What to work on: Every entry below is to be copied exactly, with nothing omitted.

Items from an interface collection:
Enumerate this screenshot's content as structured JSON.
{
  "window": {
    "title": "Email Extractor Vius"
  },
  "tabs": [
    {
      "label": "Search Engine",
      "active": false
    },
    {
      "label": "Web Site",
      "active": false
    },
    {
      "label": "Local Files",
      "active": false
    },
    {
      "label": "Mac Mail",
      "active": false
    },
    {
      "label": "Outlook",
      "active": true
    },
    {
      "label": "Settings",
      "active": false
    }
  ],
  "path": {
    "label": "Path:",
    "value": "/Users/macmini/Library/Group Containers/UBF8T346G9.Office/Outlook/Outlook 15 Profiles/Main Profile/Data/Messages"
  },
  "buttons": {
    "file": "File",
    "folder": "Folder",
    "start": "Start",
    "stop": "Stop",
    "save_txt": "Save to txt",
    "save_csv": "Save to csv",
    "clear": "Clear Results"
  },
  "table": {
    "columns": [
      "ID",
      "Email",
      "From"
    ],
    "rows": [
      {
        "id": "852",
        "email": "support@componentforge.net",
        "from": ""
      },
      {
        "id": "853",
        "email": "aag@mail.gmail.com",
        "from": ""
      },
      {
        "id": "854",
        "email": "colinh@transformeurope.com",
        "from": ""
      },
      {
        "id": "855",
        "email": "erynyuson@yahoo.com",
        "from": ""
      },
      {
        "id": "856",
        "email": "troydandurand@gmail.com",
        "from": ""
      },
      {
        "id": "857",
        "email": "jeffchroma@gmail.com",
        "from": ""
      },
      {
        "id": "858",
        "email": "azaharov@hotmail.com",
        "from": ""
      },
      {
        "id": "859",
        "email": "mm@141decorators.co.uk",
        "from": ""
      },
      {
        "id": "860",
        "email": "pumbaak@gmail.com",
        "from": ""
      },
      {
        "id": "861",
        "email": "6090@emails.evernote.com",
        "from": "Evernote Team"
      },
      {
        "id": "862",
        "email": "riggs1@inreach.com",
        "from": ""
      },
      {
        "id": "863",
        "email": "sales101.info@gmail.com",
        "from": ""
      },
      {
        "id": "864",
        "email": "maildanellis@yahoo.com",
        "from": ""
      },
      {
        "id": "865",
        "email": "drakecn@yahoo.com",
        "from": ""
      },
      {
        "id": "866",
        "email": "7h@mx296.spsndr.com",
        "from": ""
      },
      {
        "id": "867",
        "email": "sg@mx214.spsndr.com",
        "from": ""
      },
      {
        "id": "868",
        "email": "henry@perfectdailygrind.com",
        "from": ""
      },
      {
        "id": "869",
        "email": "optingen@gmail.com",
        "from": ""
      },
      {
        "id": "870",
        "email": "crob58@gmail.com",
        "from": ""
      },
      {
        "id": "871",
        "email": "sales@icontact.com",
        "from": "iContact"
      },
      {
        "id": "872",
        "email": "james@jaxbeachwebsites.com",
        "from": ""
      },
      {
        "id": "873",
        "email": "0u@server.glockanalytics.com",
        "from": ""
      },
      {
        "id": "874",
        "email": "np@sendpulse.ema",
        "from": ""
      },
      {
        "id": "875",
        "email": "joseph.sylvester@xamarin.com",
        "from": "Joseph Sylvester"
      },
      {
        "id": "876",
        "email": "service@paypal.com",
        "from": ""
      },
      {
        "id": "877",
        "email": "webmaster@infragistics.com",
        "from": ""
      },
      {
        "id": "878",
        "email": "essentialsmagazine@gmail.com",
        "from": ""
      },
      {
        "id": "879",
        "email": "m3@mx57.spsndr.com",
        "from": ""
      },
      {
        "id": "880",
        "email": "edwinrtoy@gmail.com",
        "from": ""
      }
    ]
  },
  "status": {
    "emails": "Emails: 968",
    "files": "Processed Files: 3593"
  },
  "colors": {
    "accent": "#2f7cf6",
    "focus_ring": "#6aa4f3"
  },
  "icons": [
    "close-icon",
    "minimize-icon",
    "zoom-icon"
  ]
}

Exercise solution:
Enumerate this screenshot's content as structured JSON.
{
  "window": {
    "title": "Email Extractor Vius"
  },
  "tabs": [
    {
      "label": "Search Engine",
      "active": false
    },
    {
      "label": "Web Site",
      "active": false
    },
    {
      "label": "Local Files",
      "active": false
    },
    {
      "label": "Mac Mail",
      "active": false
    },
    {
      "label": "Outlook",
      "active": true
    },
    {
      "label": "Settings",
      "active": false
    }
  ],
  "path": {
    "label": "Path:",
    "value": "/Users/macmini/Library/Group Containers/UBF8T346G9.Office/Outlook/Outlook 15 Profiles/Main Profile/Data/Messages"
  },
  "buttons": {
    "file": "File",
    "folder": "Folder",
    "start": "Start",
    "stop": "Stop",
    "save_txt": "Save to txt",
    "save_csv": "Save to csv",
    "clear": "Clear Results"
  },
  "table": {
    "columns": [
      "ID",
      "Email",
      "From"
    ],
    "rows": [
      {
        "id": "852",
        "email": "support@componentforge.net",
        "from": ""
      },
      {
        "id": "853",
        "email": "aag@mail.gmail.com",
        "from": ""
      },
      {
        "id": "854",
        "email": "colinh@transformeurope.com",
        "from": ""
      },
      {
        "id": "855",
        "email": "erynyuson@yahoo.com",
        "from": ""
      },
      {
        "id": "856",
        "email": "troydandurand@gmail.com",
        "from": ""
      },
      {
        "id": "857",
        "email": "jeffchroma@gmail.com",
        "from": ""
      },
      {
        "id": "858",
        "email": "azaharov@hotmail.com",
        "from": ""
      },
      {
        "id": "859",
        "email": "mm@141decorators.co.uk",
        "from": ""
      },
      {
        "id": "860",
        "email": "pumbaak@gmail.com",
        "from": ""
      },
      {
        "id": "861",
        "email": "6090@emails.evernote.com",
        "from": "Evernote Team"
      },
      {
        "id": "862",
        "email": "riggs1@inreach.com",
        "from": ""
      },
      {
        "id": "863",
        "email": "sales101.info@gmail.com",
        "from": ""
      },
      {
        "id": "864",
        "email": "maildanellis@yahoo.com",
        "from": ""
      },
      {
        "id": "865",
        "email": "drakecn@yahoo.com",
        "from": ""
      },
      {
        "id": "866",
        "email": "7h@mx296.spsndr.com",
        "from": ""
      },
      {
        "id": "867",
        "email": "sg@mx214.spsndr.com",
        "from": ""
      },
      {
        "id": "868",
        "email": "henry@perfectdailygrind.com",
        "from": ""
      },
      {
        "id": "869",
        "email": "optingen@gmail.com",
        "from": ""
      },
      {
        "id": "870",
        "email": "crob58@gmail.com",
        "from": ""
      },
      {
        "id": "871",
        "email": "sales@icontact.com",
        "from": "iContact"
      },
      {
        "id": "872",
        "email": "james@jaxbeachwebsites.com",
        "from": ""
      },
      {
        "id": "873",
        "email": "0u@server.glockanalytics.com",
        "from": ""
      },
      {
        "id": "874",
        "email": "np@sendpulse.ema",
        "from": ""
      },
      {
        "id": "875",
        "email": "joseph.sylvester@xamarin.com",
        "from": "Joseph Sylvester"
      },
      {
        "id": "876",
        "email": "service@paypal.com",
        "from": ""
      },
      {
        "id": "877",
        "email": "webmaster@infragistics.com",
        "from": ""
      },
      {
        "id": "878",
        "email": "essentialsmagazine@gmail.com",
        "from": ""
      },
      {
        "id": "879",
        "email": "m3@mx57.spsndr.com",
        "from": ""
      },
      {
        "id": "880",
        "email": "edwinrtoy@gmail.com",
        "from": ""
      }
    ]
  },
  "status": {
    "emails": "Emails: 968",
    "files": "Processed Files: 3593"
  },
  "colors": {
    "accent": "#2f7cf6",
    "focus_ring": "#6aa4f3"
  },
  "icons": [
    "close-icon",
    "minimize-icon",
    "zoom-icon"
  ]
}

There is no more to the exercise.